## SOURCE INFORMATION
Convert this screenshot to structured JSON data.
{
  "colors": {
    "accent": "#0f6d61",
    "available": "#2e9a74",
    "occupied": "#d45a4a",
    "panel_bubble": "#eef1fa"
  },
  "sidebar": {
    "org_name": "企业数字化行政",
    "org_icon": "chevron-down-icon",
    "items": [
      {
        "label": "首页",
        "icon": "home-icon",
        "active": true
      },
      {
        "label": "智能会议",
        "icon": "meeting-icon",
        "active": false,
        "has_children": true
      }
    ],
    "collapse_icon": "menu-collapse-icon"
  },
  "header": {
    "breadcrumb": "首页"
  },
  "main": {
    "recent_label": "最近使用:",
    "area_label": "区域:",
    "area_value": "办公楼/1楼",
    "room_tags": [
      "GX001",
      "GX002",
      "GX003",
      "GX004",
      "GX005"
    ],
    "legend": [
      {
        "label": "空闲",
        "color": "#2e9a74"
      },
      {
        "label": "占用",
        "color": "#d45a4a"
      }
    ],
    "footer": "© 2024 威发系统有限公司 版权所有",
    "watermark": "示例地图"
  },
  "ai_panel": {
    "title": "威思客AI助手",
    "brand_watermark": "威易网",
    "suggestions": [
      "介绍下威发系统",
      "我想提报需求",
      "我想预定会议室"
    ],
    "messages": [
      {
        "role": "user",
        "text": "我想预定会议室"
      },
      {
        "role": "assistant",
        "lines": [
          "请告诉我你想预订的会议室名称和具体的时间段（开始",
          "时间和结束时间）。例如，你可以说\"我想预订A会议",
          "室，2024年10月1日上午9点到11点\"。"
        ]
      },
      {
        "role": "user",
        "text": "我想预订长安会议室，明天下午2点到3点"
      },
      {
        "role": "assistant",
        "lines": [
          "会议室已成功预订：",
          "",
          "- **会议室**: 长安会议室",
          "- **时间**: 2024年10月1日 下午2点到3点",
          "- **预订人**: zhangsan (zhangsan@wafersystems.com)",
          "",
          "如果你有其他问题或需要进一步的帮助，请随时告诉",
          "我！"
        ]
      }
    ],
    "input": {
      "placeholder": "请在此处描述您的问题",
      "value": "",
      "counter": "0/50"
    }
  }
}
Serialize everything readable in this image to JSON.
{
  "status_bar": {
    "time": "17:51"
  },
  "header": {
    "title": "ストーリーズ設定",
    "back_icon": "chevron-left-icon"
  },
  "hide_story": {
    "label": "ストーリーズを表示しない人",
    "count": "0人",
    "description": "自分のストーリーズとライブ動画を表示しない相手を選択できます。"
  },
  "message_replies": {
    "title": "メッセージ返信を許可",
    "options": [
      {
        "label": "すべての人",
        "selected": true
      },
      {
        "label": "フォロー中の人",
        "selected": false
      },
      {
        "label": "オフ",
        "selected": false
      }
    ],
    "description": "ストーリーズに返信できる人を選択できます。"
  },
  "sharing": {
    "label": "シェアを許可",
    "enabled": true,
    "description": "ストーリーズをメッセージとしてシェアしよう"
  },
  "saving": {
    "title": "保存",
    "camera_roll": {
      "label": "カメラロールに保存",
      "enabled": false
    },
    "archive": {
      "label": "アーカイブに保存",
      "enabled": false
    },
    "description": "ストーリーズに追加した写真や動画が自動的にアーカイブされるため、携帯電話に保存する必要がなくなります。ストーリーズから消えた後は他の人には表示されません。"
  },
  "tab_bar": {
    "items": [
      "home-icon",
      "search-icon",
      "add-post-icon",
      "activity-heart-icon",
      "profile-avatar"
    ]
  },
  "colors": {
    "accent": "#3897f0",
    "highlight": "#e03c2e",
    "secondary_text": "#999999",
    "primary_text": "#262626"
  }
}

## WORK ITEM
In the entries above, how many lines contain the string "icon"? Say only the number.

## RESPONSE TO THIS TASK
9